Official figures show that despite rising demand, the private rented sector is shrinking.

The recently published English Housing Survey for 2020-2021 concluded that 4.4m households were then living in privately rented accommodation, 4,000 fewer than in 2019-2020, and a quarter of a million fewer than the peak year of 2016-2017.

The figures support the view that private landlords are being driven from the market by increasingly demanding bureaucracy and punishing tax measures.

They also rebuff the claims that tenants get a raw deal because of uncaring landlords who evict their tenants at the drop of a hat.

Four-fifths of private renters said they were satisfied with their current accommodation – a satisfaction level that was 5 per cent higher than expressed by social renters.

Three-quarters of private renters said they were satisfied with repairs and maintenance to their home – higher than the two-thirds of social renters who said this. And 80 per cent of private tenants said they were satisfied with the services provided by their landlord.

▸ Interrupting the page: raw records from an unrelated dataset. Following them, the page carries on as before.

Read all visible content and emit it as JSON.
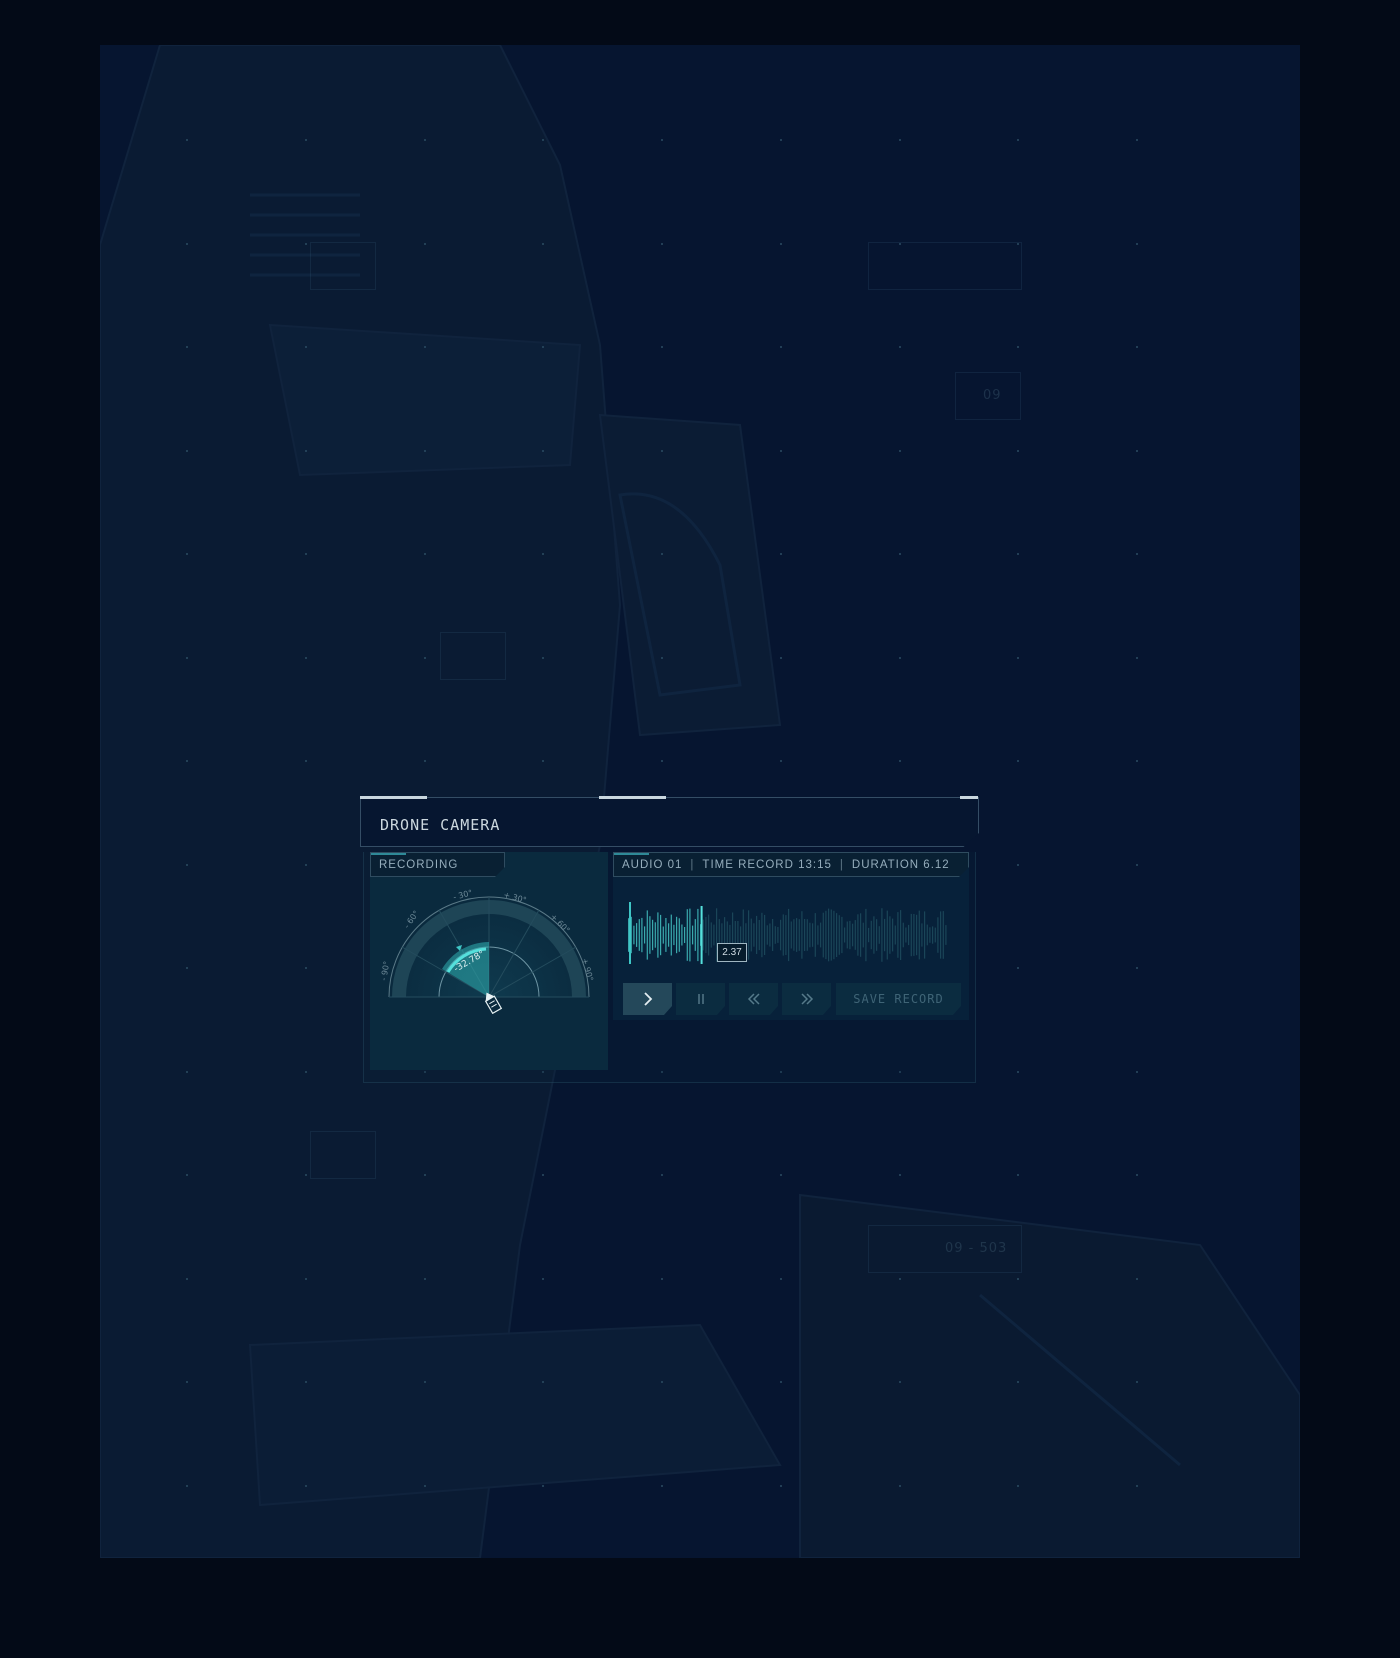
{
  "panel": {
    "title": "DRONE CAMERA"
  },
  "angle_module": {
    "header": "RECORDING ANGLE",
    "ticks": [
      "- 90°",
      "- 60°",
      "- 30°",
      "+ 30°",
      "+ 60°",
      "+ 90°"
    ],
    "current_angle": "-32.78°"
  },
  "audio_module": {
    "track": "AUDIO 01",
    "time_record": "TIME RECORD  13:15",
    "duration": "DURATION  6.12",
    "separator": "|",
    "playhead_time": "2.37",
    "playback_progress": 0.23
  },
  "controls": {
    "play_icon": "play-icon",
    "pause_icon": "pause-icon",
    "rewind_icon": "rewind-icon",
    "fast_forward_icon": "fast-forward-icon",
    "save_label": "SAVE RECORD"
  },
  "background": {
    "label_1": "09",
    "label_2": "09 - 503"
  },
  "colors": {
    "accent": "#3fc6c6",
    "background": "#061530",
    "outer": "#030a17"
  }
}
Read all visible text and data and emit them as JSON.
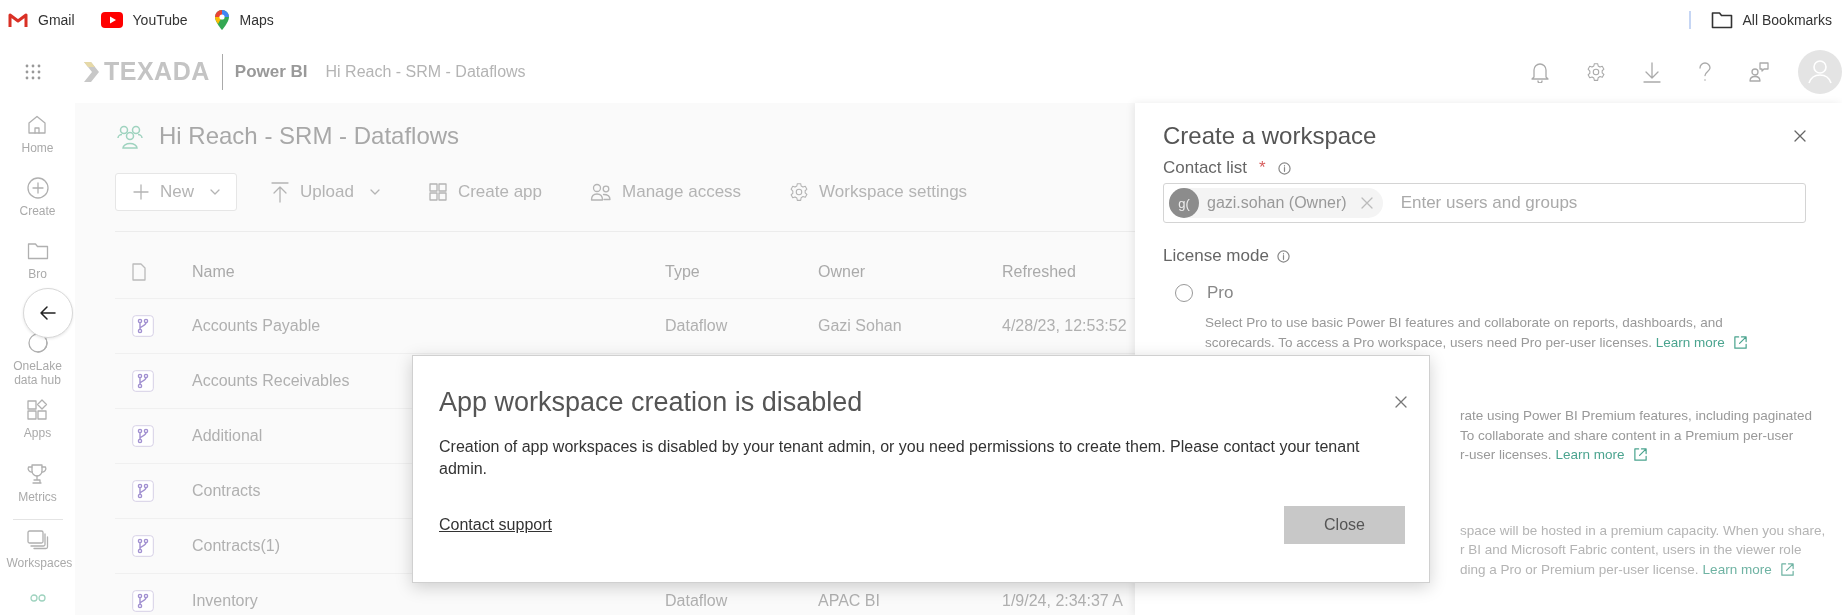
{
  "bookmarks": [
    {
      "label": "Gmail",
      "kind": "gmail"
    },
    {
      "label": "YouTube",
      "kind": "youtube"
    },
    {
      "label": "Maps",
      "kind": "maps"
    }
  ],
  "all_bookmarks": "All Bookmarks",
  "app_bar": {
    "brand": "TEXADA",
    "product": "Power BI",
    "breadcrumb": "Hi Reach - SRM - Dataflows"
  },
  "sidebar": {
    "items": [
      {
        "label": "Home",
        "kind": "home"
      },
      {
        "label": "Create",
        "kind": "create"
      },
      {
        "label": "Bro",
        "kind": "browse"
      },
      {
        "label": "OneLake data hub",
        "kind": "onelake"
      },
      {
        "label": "Apps",
        "kind": "apps"
      },
      {
        "label": "Metrics",
        "kind": "metrics"
      },
      {
        "label": "Workspaces",
        "kind": "workspaces"
      }
    ]
  },
  "workspace": {
    "title": "Hi Reach - SRM - Dataflows"
  },
  "toolbar": [
    {
      "label": "New",
      "kind": "new",
      "dropdown": true
    },
    {
      "label": "Upload",
      "kind": "upload",
      "dropdown": true
    },
    {
      "label": "Create app",
      "kind": "app",
      "dropdown": false
    },
    {
      "label": "Manage access",
      "kind": "access",
      "dropdown": false
    },
    {
      "label": "Workspace settings",
      "kind": "settings",
      "dropdown": false
    }
  ],
  "table": {
    "columns": [
      "Name",
      "Type",
      "Owner",
      "Refreshed"
    ],
    "rows": [
      {
        "name": "Accounts Payable",
        "type": "Dataflow",
        "owner": "Gazi Sohan",
        "refreshed": "4/28/23, 12:53:52"
      },
      {
        "name": "Accounts Receivables"
      },
      {
        "name": "Additional"
      },
      {
        "name": "Contracts"
      },
      {
        "name": "Contracts(1)"
      },
      {
        "name": "Inventory",
        "type": "Dataflow",
        "owner": "APAC BI",
        "refreshed": "1/9/24, 2:34:37 A"
      }
    ]
  },
  "panel": {
    "title": "Create a workspace",
    "contact_label": "Contact list",
    "required_mark": "*",
    "chip": {
      "initials": "g(",
      "label": "gazi.sohan (Owner)"
    },
    "placeholder": "Enter users and groups",
    "license_label": "License mode",
    "options": [
      {
        "label": "Pro",
        "selected": false,
        "description": "Select Pro to use basic Power BI features and collaborate on reports, dashboards, and scorecards. To access a Pro workspace, users need Pro per-user licenses.",
        "link": "Learn more"
      }
    ],
    "covered_sections": [
      {
        "lines": [
          "rate using Power BI Premium features, including paginated",
          "To collaborate and share content in a Premium per-user",
          "r-user licenses."
        ],
        "link": "Learn more",
        "disabled": false
      },
      {
        "lines": [
          "space will be hosted in a premium capacity. When you share,",
          "r BI and Microsoft Fabric content, users in the viewer role",
          "ding a Pro or Premium per-user license."
        ],
        "link": "Learn more",
        "disabled": true
      }
    ]
  },
  "dialog": {
    "title": "App workspace creation is disabled",
    "message": "Creation of app workspaces is disabled by your tenant admin, or you need permissions to create them. Please contact your tenant admin.",
    "link": "Contact support",
    "button": "Close"
  }
}
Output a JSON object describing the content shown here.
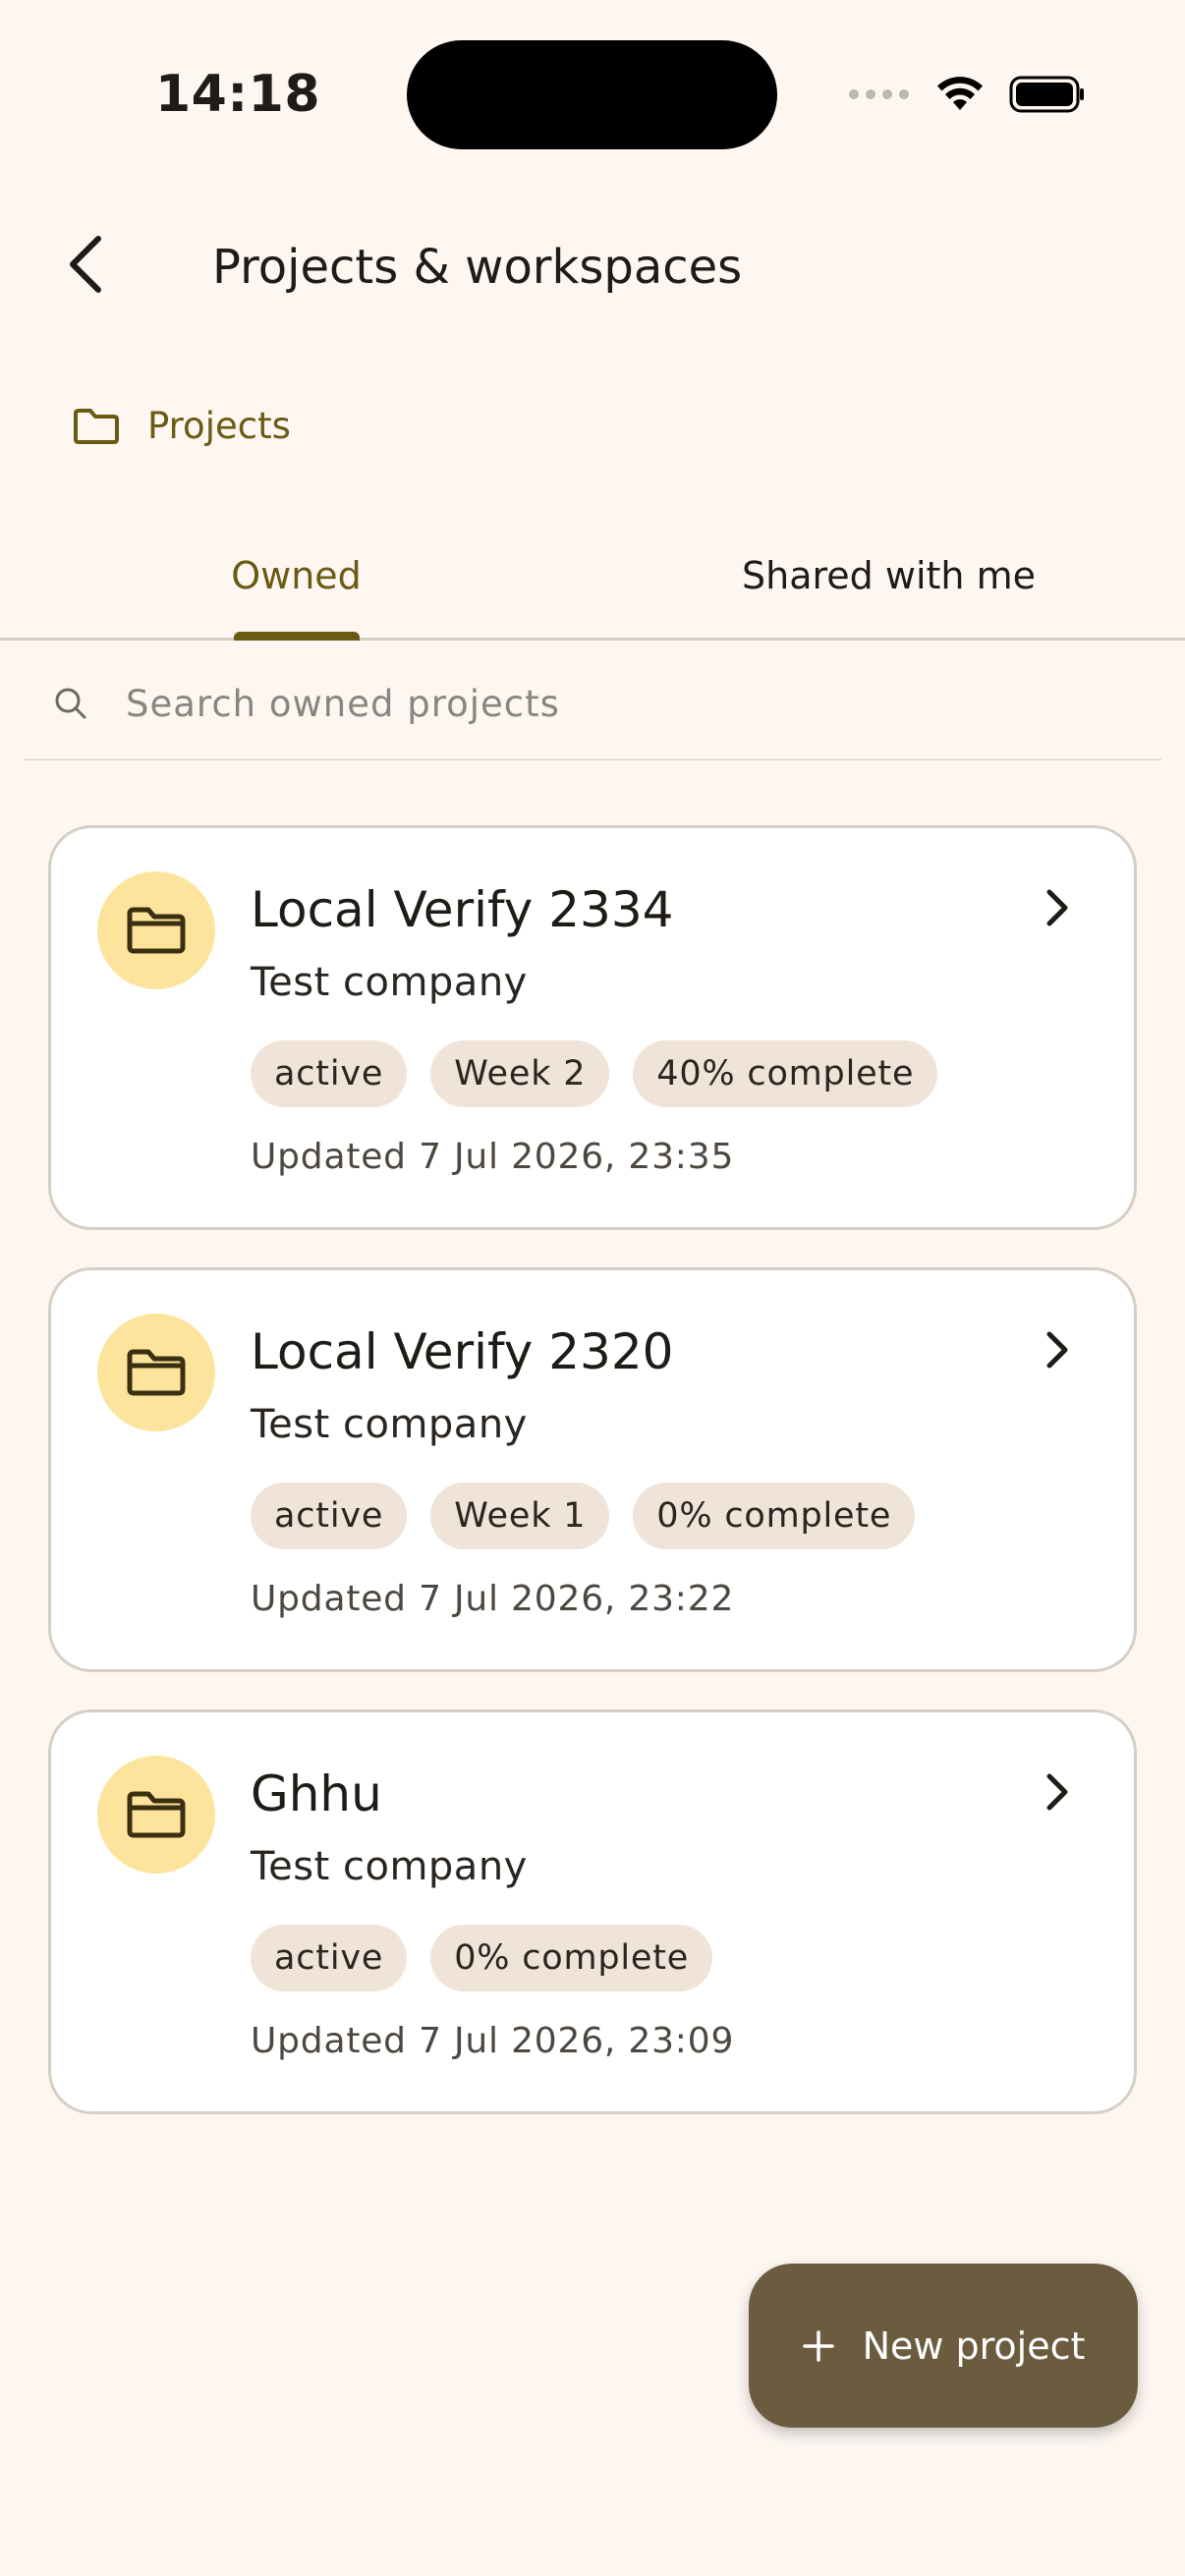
{
  "status_bar": {
    "time": "14:18"
  },
  "header": {
    "title": "Projects & workspaces"
  },
  "section": {
    "label": "Projects"
  },
  "tabs": [
    {
      "label": "Owned",
      "active": true
    },
    {
      "label": "Shared with me",
      "active": false
    }
  ],
  "search": {
    "placeholder": "Search owned projects",
    "value": ""
  },
  "projects": [
    {
      "name": "Local Verify 2334",
      "company": "Test company",
      "chips": [
        "active",
        "Week 2",
        "40% complete"
      ],
      "updated": "Updated 7 Jul 2026, 23:35"
    },
    {
      "name": "Local Verify 2320",
      "company": "Test company",
      "chips": [
        "active",
        "Week 1",
        "0% complete"
      ],
      "updated": "Updated 7 Jul 2026, 23:22"
    },
    {
      "name": "Ghhu",
      "company": "Test company",
      "chips": [
        "active",
        "0% complete"
      ],
      "updated": "Updated 7 Jul 2026, 23:09"
    }
  ],
  "fab": {
    "label": "New project"
  },
  "colors": {
    "background": "#fdf6f1",
    "accent": "#6b5a12",
    "fab": "#6b5c40",
    "avatar": "#fde49c",
    "chip": "#f0e4d8"
  }
}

Some 17 per cent of private renters had considered making a complaint to their landlord, and 13 per cent did so. That left 4 per cent who did not complain, with just over 1 per cent saying this was because they were afraid of retaliatory action by their landlord or because their tenancies might not be renewed.

On average, private renters had lived in their current accommodation for just over four years.

Nearly three quarters of private renters said their last tenancy had ended because they wanted to move. Only 6 per cent said their last tenancy ended because their landlord or agent had asked them to leave.

The private rented sector remained the tenure where dwellings were most likely to fail the Decent Homes Standard – 23 per cent did so. But above average rates of failure were mainly concentrated in particular areas, and particular circumstances.

Yorkshire and Humber had 38 per cent ‘non-decent’ private rented housing while the incident of non-decent housing was 30 per cent in the case of households in which the named tenant was 65 years or older.

Pre-1919 accommodation in the form of converted flats was by far the most likely to be rated ‘non-decent’.

In many cases homes were rated ‘non-decent’ because of the presence of a ‘Category 1’ hazard. And rented homes were more likely to have damp than other tenures, with almost 10 per cent having this problem.


  • Among commentators on the survey, Paragon Bank picked up on the increase in older private rental tenants.

    The number of households aged 65 and over hit 382,000 in 2021, up 38 per cent on a decade before, it said. ‘The private rented sector has evolved over the past decade and has seen strong growth in the number of middle-aged and later life tenants’, said Paragon Bank managing director of mortgages Richard Rowntree.

    ‘The perception of rented property as being the preserve of the young is outdated.

    ‘There could be a number of reasons for the growth in older tenants. We are seeing a greater number of people living in rented accommodation for life, plus people are releasing the equity in their homes and opting to rent instead. The growth of single person households is also driving some of the growth’.